Byline: Nicole Ostrow Bloomberg News
NEW YORK -- Developmental disabilities among American children increased 17 percent in the past decade led by a rise in autism and attention deficit hyperactivity disorder, a U.S. government study found.
The prevalence of the developmental disorders rose to 15 percent of U.S. children, or about 10 million, in 2006-2008, from 12.8 percent, or about 8 million, in 1997-1999, according to the study from the Centers for Disease Control and Prevention. The research is published in the journal Pediatrics.
Researchers said the increase may be due in part to more preterm births and parents having children at older ages. They also said that improvements in screenings, diagnosis and awareness have pushed the numbers higher.
About 1 in 6 children in the U.S. now have a developmental disability, and that will likely increase demand for health and education services, researchers said.
The study is the first to document the prevalence of developmental disabilities in U.S. …
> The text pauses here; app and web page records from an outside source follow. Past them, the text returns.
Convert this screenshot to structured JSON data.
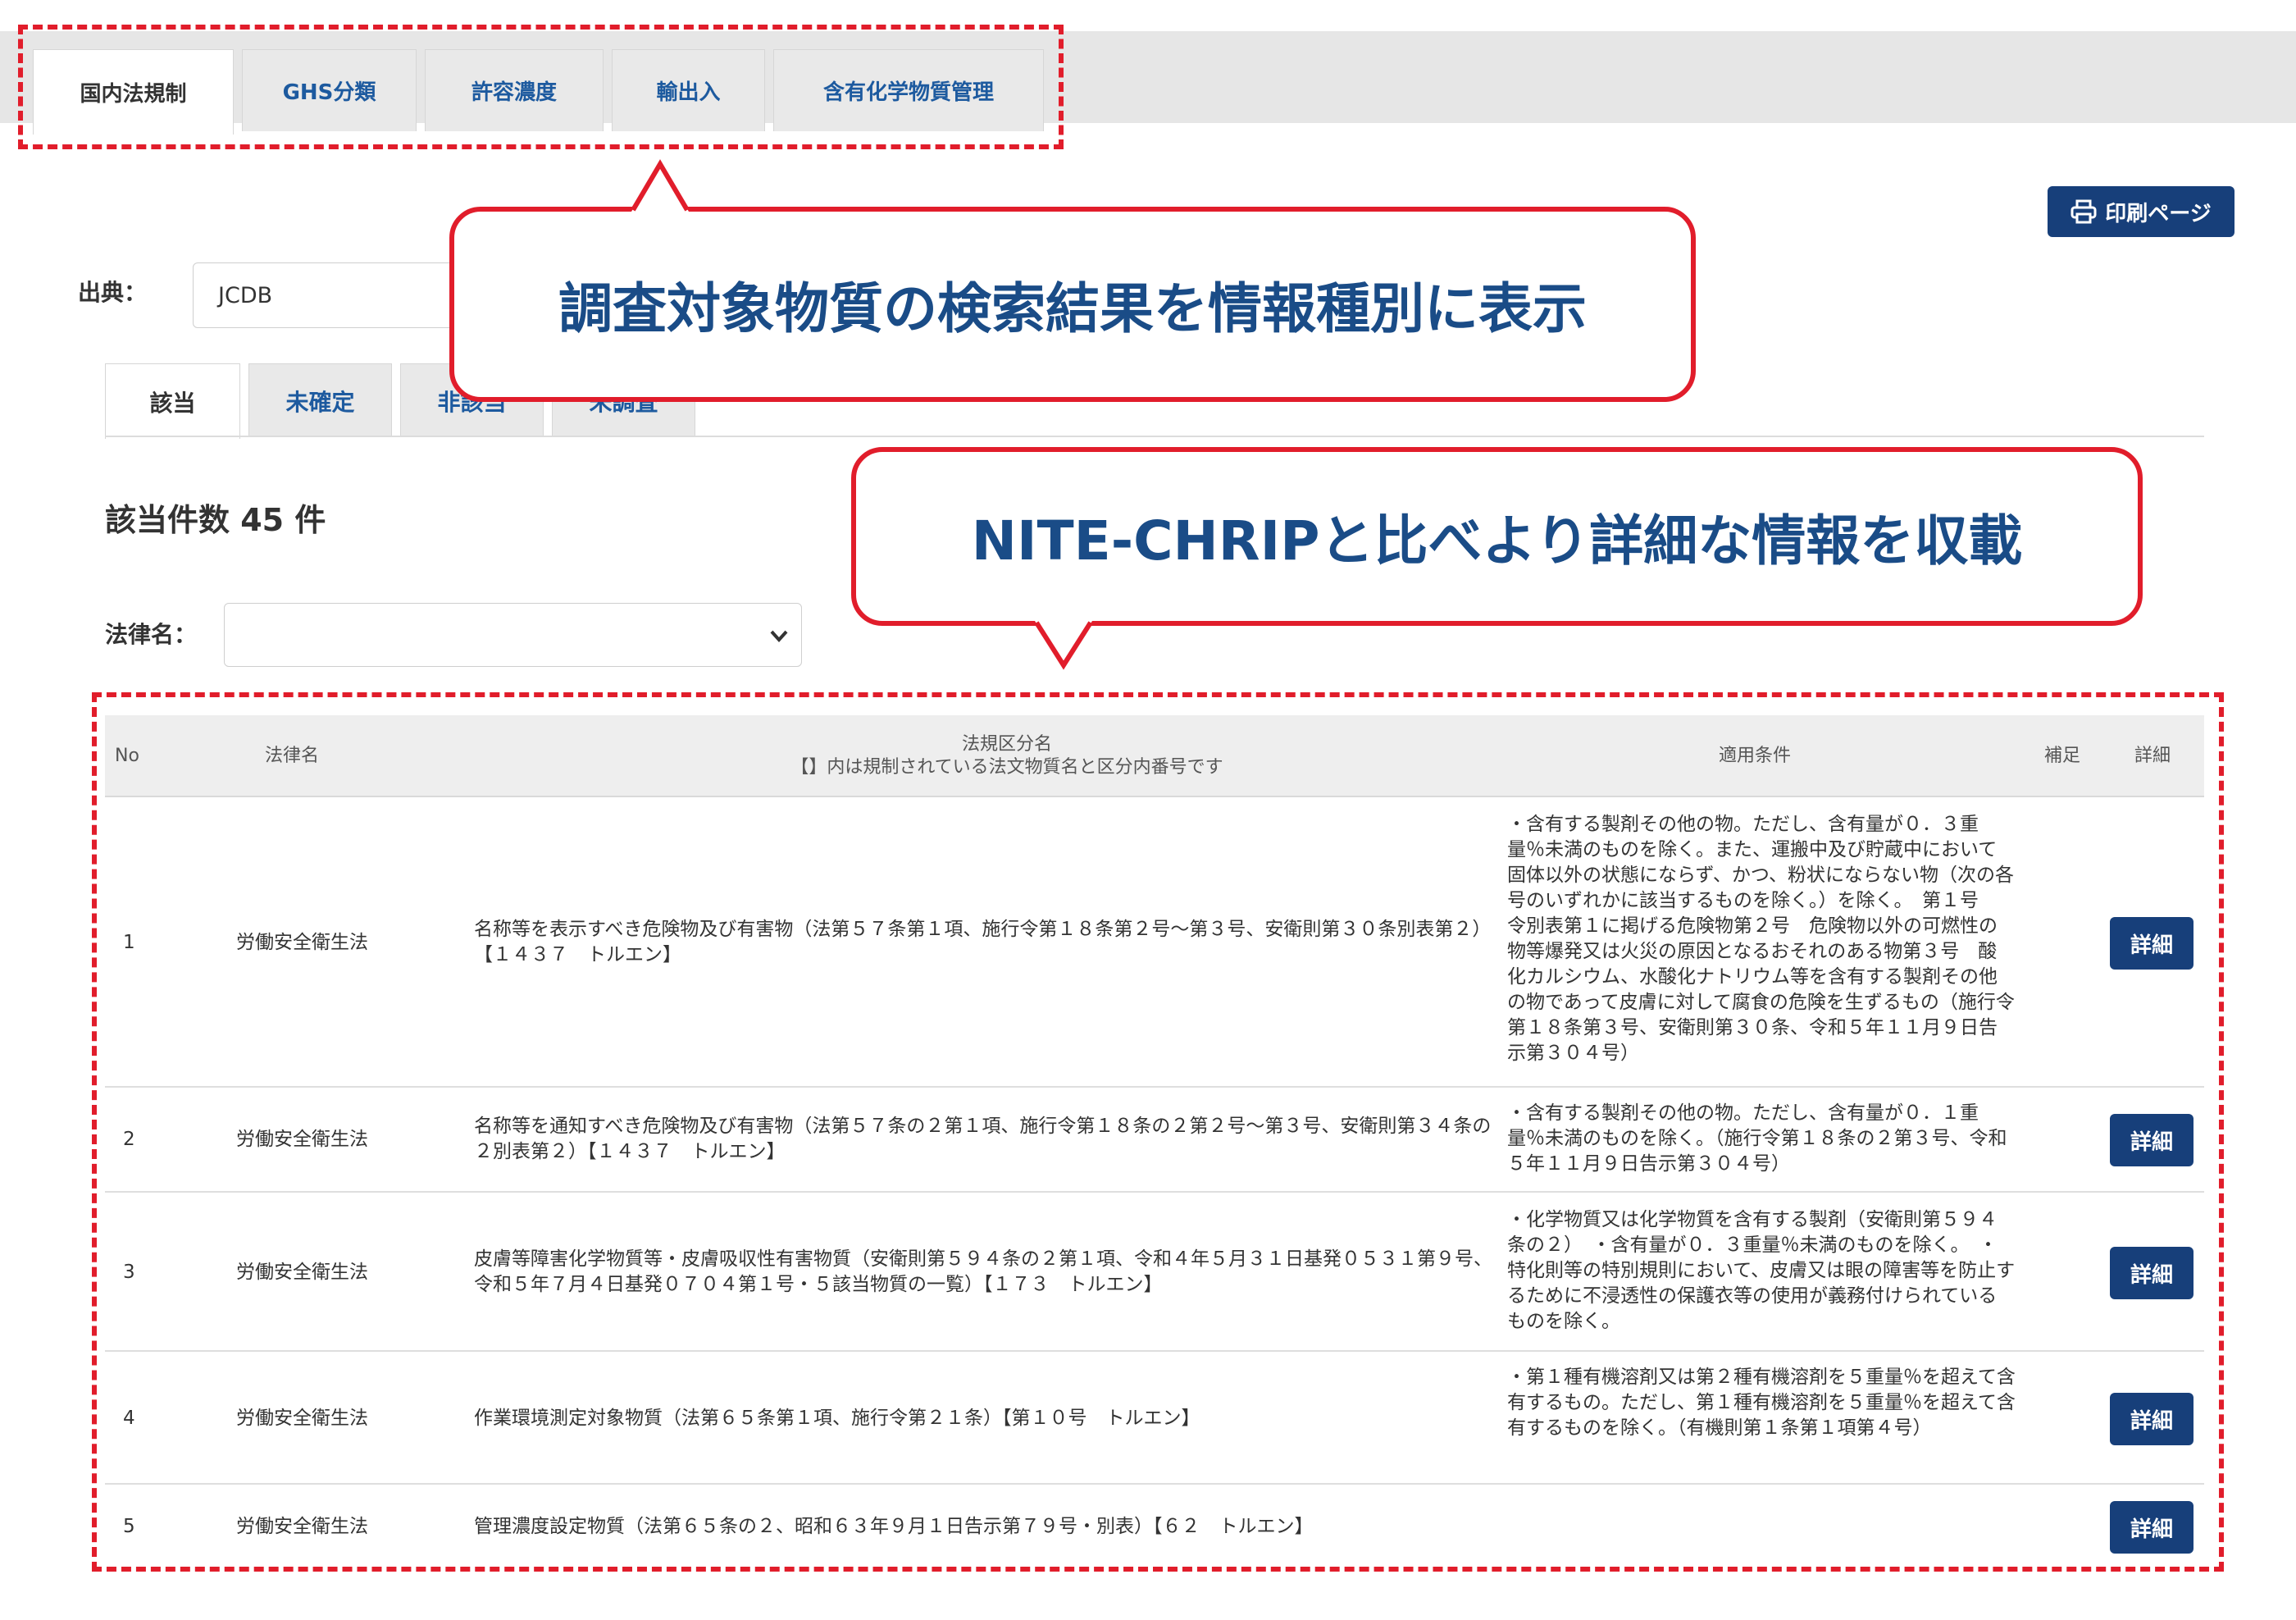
{
  "top_tabs": [
    "国内法規制",
    "GHS分類",
    "許容濃度",
    "輸出入",
    "含有化学物質管理"
  ],
  "print_button": "印刷ページ",
  "callouts": [
    "調査対象物質の検索結果を情報種別に表示",
    "NITE-CHRIPと比べより詳細な情報を収載"
  ],
  "source_label": "出典：",
  "source_value": "JCDB",
  "sub_tabs": [
    "該当",
    "未確定",
    "非該当",
    "未調査"
  ],
  "result_count": "該当件数 45 件",
  "law_filter_label": "法律名：",
  "table": {
    "headers": {
      "no": "No",
      "law": "法律名",
      "category": "法規区分名",
      "category_note": "【】内は規制されている法文物質名と区分内番号です",
      "conditions": "適用条件",
      "supplement": "補足",
      "detail": "詳細"
    },
    "detail_label": "詳細",
    "rows": [
      {
        "no": "1",
        "law": "労働安全衛生法",
        "category": "名称等を表示すべき危険物及び有害物（法第５７条第１項、施行令第１８条第２号〜第３号、安衛則第３０条別表第２）【１４３７　トルエン】",
        "conditions": "・含有する製剤その他の物。ただし、含有量が０．３重量％未満のものを除く。また、運搬中及び貯蔵中において固体以外の状態にならず、かつ、粉状にならない物（次の各号のいずれかに該当するものを除く。）を除く。　第１号　令別表第１に掲げる危険物第２号　危険物以外の可燃性の物等爆発又は火災の原因となるおそれのある物第３号　酸化カルシウム、水酸化ナトリウム等を含有する製剤その他の物であって皮膚に対して腐食の危険を生ずるもの（施行令第１８条第３号、安衛則第３０条、令和５年１１月９日告示第３０４号）"
      },
      {
        "no": "2",
        "law": "労働安全衛生法",
        "category": "名称等を通知すべき危険物及び有害物（法第５７条の２第１項、施行令第１８条の２第２号〜第３号、安衛則第３４条の２別表第２）【１４３７　トルエン】",
        "conditions": "・含有する製剤その他の物。ただし、含有量が０．１重量％未満のものを除く。（施行令第１８条の２第３号、令和５年１１月９日告示第３０４号）"
      },
      {
        "no": "3",
        "law": "労働安全衛生法",
        "category": "皮膚等障害化学物質等・皮膚吸収性有害物質（安衛則第５９４条の２第１項、令和４年５月３１日基発０５３１第９号、令和５年７月４日基発０７０４第１号・５該当物質の一覧）【１７３　トルエン】",
        "conditions": "・化学物質又は化学物質を含有する製剤（安衛則第５９４条の２）　・含有量が０．３重量％未満のものを除く。　・特化則等の特別規則において、皮膚又は眼の障害等を防止するために不浸透性の保護衣等の使用が義務付けられているものを除く。"
      },
      {
        "no": "4",
        "law": "労働安全衛生法",
        "category": "作業環境測定対象物質（法第６５条第１項、施行令第２１条）【第１０号　トルエン】",
        "conditions": "・第１種有機溶剤又は第２種有機溶剤を５重量％を超えて含有するもの。ただし、第１種有機溶剤を５重量％を超えて含有するものを除く。（有機則第１条第１項第４号）"
      },
      {
        "no": "5",
        "law": "労働安全衛生法",
        "category": "管理濃度設定物質（法第６５条の２、昭和６３年９月１日告示第７９号・別表）【６２　トルエン】",
        "conditions": ""
      }
    ]
  },
  "colors": {
    "accent_red": "#e11d2b",
    "navy_button": "#173f7a",
    "link_blue": "#1d5a9f",
    "callout_text": "#1a4c87"
  }
}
Questia, a part of Gale, Cengage Learning. www.questia.com
Publication information: Article title: More American Kids Dealing with Developmental Disorders. Contributors: Not available. Newspaper title: Daily Herald (Arlington Heights, IL). Publication date: June 6, 2011. Page number: 4. © 2009 Paddock Publications. COPYRIGHT 2011 Gale Group.
This material is protected by copyright and, with the exception of fair use, may not be further copied, distributed or transmitted in any form or by any means.